White House on Legally-Mandated Budgeting: "No Opinion"

Posted: Feb 09, 2012 9:37 AM

Capitol Hill Republicans are circulating this clip, and for good reason.  Watch in wonder as our Law Professor President's top spokesman breezily expresses "no opinion" over whether the US Senate should meet it's legal obligation to offer and pass a FY 2013 budget:

Oh, wrong answer, Jay.  Why would you lamely refuse to offer any opinion on the matter when your party has already concocted a dishonest insta-excuse to deflect Tapper's question?  And why do I know Democrats' fraudulent talking points better than the White House Press Secretary?  Pay close attention, Jay -- Schumer's a real pro:

Senate Democratic leaders on Friday said they do not intend to bring a fiscal 2013 budget up for a floor vote. "We do not need to bring a budget to the floor this year — it's done, we don't need to do it," Senate Majority Leader Harry Reid (D-Nev.) told reporters on Friday. Reid and Sen. Charles Schumer (D-N.Y.) argued that the debt-limit agreement in August directs spending for the next year and said Senate Appropriations Chairman Daniel Inouye (D-Hawaii) has already asked the heads of the subcommittees to write their appropriations bills for fiscal 2013. Senate Budget Committee Chairman Kent Conrad (D-N.D.) has said he would probably mark up a budget resolution for 2013, but Reid recently told the Hill he didn't expect any floor action on a measure produced by the panel.

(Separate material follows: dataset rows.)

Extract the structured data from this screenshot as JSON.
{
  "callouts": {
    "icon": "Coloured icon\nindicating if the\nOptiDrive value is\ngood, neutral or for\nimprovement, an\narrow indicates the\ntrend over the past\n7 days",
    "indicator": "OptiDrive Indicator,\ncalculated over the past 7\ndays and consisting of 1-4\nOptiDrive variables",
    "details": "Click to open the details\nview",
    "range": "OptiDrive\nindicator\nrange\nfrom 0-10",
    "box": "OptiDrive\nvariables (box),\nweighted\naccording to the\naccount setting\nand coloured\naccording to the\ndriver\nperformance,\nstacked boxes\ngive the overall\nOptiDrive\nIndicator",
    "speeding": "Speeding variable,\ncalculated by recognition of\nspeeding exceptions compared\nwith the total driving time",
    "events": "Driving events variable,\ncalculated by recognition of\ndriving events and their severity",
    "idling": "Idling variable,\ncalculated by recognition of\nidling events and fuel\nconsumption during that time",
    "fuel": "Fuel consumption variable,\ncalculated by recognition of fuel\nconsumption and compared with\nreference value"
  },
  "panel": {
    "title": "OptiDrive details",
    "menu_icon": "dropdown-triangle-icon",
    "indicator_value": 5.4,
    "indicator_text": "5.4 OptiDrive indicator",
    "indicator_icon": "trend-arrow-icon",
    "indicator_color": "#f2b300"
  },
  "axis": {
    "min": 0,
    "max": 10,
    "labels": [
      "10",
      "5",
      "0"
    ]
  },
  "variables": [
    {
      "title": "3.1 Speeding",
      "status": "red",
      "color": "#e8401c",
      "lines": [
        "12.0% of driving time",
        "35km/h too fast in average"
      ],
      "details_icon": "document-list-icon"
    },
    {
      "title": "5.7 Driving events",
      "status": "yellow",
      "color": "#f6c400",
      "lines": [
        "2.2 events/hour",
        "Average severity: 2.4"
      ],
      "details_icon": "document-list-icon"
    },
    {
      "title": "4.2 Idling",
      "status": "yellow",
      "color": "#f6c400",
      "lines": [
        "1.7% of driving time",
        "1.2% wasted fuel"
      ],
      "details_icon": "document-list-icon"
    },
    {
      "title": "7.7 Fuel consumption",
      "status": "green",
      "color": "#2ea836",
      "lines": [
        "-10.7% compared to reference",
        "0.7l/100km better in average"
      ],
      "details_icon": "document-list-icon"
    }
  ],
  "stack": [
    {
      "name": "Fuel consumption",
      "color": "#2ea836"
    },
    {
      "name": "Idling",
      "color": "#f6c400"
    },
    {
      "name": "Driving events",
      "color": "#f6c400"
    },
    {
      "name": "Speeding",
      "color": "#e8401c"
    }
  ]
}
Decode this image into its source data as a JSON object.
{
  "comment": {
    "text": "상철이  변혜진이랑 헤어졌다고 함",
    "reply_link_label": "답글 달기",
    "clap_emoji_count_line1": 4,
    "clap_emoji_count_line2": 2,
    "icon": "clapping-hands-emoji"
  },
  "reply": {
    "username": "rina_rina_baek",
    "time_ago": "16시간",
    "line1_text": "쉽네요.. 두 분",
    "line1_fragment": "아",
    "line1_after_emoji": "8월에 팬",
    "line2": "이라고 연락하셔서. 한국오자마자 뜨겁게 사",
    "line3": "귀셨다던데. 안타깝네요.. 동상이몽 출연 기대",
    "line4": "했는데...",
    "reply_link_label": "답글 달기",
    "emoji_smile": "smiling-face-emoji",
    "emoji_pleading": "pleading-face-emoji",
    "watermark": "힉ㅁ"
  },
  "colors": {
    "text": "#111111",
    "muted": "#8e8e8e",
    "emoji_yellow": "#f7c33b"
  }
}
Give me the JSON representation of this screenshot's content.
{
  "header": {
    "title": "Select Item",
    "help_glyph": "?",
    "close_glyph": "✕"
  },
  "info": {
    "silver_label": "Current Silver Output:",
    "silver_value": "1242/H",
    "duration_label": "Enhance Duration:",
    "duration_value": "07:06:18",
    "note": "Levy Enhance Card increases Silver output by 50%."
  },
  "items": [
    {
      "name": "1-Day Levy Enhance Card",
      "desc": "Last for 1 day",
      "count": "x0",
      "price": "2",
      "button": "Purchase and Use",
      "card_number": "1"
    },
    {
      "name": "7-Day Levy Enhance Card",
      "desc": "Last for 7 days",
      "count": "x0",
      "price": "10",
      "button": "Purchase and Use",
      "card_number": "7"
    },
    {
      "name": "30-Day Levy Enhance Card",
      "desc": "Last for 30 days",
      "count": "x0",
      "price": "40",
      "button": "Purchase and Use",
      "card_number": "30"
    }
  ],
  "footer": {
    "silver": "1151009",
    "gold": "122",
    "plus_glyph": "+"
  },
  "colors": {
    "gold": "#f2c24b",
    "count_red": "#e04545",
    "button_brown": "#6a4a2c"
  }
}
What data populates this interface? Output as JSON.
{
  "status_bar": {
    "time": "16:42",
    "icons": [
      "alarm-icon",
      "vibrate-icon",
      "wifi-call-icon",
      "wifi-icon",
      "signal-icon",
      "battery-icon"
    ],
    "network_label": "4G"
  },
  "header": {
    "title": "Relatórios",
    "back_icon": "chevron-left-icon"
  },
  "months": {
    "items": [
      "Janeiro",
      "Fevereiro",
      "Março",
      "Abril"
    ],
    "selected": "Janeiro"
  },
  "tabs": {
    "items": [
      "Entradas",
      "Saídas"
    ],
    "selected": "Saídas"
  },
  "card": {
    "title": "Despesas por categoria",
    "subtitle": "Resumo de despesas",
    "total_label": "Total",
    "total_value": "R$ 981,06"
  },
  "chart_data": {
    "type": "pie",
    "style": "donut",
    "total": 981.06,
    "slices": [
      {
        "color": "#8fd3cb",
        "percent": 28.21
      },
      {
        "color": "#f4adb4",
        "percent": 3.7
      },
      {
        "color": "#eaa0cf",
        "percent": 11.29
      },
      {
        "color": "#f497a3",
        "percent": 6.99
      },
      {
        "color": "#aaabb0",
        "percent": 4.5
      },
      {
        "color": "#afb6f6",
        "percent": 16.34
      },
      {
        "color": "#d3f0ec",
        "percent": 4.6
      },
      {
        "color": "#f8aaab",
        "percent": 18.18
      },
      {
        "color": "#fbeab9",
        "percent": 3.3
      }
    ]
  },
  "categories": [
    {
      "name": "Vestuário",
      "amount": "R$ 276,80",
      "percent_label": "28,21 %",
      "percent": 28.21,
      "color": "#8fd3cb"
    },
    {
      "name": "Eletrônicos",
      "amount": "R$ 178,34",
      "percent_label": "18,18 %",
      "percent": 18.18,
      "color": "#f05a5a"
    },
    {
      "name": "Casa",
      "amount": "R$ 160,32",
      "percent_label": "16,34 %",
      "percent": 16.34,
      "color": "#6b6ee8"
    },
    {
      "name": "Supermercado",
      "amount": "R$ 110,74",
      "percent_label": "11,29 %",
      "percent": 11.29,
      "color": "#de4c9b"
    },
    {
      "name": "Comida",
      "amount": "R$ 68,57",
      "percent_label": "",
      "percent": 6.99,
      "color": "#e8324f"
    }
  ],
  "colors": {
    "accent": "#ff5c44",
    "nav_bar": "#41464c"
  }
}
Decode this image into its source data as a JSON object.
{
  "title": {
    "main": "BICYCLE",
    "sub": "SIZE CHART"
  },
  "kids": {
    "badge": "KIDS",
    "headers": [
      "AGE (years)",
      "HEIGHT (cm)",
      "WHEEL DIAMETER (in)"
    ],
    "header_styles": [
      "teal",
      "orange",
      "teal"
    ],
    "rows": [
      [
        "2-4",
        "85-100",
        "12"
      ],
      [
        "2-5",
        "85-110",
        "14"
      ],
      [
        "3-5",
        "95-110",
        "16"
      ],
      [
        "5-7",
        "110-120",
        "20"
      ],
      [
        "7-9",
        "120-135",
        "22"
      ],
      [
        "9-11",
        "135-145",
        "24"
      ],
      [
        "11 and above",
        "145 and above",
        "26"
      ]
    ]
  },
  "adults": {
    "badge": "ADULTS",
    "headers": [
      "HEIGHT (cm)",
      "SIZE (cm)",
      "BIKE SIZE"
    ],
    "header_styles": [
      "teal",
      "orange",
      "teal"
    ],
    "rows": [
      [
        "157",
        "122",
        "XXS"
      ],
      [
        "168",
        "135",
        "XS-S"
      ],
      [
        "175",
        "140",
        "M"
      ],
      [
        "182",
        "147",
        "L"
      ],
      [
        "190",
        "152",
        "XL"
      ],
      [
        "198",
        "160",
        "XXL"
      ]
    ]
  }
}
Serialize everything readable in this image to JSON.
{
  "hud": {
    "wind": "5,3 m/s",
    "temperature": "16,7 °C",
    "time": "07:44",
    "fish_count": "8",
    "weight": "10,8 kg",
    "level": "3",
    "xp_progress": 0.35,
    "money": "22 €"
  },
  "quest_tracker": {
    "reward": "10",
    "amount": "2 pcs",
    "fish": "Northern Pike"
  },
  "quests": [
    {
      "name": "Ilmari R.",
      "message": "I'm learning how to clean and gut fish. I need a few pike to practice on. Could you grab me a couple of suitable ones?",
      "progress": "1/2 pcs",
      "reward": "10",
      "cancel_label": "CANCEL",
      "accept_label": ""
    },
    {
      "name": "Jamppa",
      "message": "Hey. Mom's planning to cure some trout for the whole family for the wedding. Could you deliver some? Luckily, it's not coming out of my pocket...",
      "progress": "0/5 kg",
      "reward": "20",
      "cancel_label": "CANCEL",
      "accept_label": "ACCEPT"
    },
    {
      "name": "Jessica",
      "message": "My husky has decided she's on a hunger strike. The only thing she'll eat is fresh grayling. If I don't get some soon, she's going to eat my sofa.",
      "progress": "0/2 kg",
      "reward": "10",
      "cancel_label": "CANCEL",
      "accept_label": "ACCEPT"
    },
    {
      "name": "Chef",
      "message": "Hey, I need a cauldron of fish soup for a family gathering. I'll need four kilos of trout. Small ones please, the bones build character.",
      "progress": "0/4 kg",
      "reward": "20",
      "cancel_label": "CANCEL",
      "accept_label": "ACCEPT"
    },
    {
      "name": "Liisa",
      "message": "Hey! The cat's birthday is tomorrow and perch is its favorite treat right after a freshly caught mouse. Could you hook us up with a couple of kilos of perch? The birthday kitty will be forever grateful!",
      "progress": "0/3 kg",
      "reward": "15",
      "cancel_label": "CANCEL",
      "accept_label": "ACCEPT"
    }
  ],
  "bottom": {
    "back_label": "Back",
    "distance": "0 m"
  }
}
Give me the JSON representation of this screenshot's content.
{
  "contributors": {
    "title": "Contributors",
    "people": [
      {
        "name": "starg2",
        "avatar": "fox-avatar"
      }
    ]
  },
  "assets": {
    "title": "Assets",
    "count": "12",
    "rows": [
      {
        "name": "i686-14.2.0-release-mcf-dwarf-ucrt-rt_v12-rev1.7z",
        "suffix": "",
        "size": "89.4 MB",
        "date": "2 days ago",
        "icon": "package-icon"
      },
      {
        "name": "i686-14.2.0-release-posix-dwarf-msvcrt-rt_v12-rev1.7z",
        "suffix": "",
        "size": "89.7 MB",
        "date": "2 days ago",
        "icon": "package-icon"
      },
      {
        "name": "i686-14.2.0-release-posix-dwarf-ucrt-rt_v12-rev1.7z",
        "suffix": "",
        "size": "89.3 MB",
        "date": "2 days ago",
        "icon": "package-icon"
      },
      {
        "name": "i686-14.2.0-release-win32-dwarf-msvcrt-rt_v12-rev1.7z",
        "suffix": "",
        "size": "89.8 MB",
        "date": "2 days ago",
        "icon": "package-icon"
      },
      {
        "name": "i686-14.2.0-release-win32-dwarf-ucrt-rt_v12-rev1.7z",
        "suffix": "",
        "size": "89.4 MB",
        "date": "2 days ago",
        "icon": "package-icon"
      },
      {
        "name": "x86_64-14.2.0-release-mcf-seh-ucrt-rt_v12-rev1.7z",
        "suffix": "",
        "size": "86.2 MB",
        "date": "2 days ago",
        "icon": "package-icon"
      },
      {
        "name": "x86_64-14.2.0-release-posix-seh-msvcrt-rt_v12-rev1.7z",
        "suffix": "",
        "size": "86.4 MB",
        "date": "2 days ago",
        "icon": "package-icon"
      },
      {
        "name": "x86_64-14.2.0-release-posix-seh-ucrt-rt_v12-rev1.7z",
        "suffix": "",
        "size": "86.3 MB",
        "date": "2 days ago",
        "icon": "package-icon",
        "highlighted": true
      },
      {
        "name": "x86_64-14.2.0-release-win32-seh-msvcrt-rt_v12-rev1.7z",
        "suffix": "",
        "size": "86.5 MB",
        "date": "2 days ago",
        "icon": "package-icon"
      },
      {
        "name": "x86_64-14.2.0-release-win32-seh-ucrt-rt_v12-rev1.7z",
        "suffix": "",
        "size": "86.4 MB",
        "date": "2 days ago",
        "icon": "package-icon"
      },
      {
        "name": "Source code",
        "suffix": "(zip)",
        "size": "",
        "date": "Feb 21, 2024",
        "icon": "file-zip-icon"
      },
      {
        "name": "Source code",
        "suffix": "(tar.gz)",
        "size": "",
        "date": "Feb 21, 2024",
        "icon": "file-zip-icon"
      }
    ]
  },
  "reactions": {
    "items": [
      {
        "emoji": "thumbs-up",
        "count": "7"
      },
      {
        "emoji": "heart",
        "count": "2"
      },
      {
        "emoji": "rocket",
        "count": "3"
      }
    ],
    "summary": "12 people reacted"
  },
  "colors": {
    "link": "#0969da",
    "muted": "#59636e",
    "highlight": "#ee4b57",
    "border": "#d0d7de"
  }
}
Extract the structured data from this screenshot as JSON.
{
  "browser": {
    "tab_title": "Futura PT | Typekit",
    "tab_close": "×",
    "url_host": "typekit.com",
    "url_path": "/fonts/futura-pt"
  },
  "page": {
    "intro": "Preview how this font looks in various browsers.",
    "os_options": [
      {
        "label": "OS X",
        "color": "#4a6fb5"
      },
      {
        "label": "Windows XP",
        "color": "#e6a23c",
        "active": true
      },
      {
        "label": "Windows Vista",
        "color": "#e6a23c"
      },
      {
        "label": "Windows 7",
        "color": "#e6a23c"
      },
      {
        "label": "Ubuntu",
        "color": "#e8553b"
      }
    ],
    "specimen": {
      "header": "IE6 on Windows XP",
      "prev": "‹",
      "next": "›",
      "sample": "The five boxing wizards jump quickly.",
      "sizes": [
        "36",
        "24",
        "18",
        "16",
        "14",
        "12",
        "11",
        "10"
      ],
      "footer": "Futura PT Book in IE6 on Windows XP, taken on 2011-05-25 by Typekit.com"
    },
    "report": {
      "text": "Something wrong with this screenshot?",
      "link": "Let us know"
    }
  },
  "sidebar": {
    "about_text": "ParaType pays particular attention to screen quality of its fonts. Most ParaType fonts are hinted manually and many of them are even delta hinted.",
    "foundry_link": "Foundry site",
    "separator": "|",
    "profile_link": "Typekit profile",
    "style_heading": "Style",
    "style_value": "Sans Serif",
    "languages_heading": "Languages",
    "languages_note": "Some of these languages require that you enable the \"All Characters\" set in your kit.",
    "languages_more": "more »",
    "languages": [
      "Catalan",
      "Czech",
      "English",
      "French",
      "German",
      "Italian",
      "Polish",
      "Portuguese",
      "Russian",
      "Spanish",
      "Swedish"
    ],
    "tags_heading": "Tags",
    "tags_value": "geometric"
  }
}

See?  "The Senate doesn't need to offer a budget this year because they've already done so," sounds so much better than an effective "no comment."  Carney does dissemble on the Budget Control Act a bit, quasi-suggesting that it's sort of a budget, but he doesn't quite own the lie the way Schumer and Reid do.  It is a lie, of course, because the debt deal only set forth general spending caps and targets; it in no way, shape, or form constitutes a budget.  Those contain detailed roadmaps on tax policy, specific appropriations priorities, and entitlement reforms.  Ask any business owner, homemaker, or Republican member of Congress whether their working definition of a budget involves "deeming" a spending celiling while offering zero details on how money is distributed.  Oh, and for the zillionth time, Congress is legally required to pass tangible budget resolutions every single year -- a task Reid's tribe hasn't even attempted in nearly three.  Carney may not care to weigh in on this elementary question, but Federal Reserve Chairman Ben Bernanke wasn't nearly as bashful during recent testimony before Congress:


More than 1,000 days of uncertainty -- resulting from craven political calculation -- hinders economic growth.  Go figure.  One doesn't have to be a Fed whiz to reach that conclusion; it's common sense.  And a solid growth strategy is precisely what our ailing economy needs at the moment, to say nothing of the legal requirement aspect of all this.  Never fear, Carney assures us, President Obama will release his own budget next week.  What could go wrong?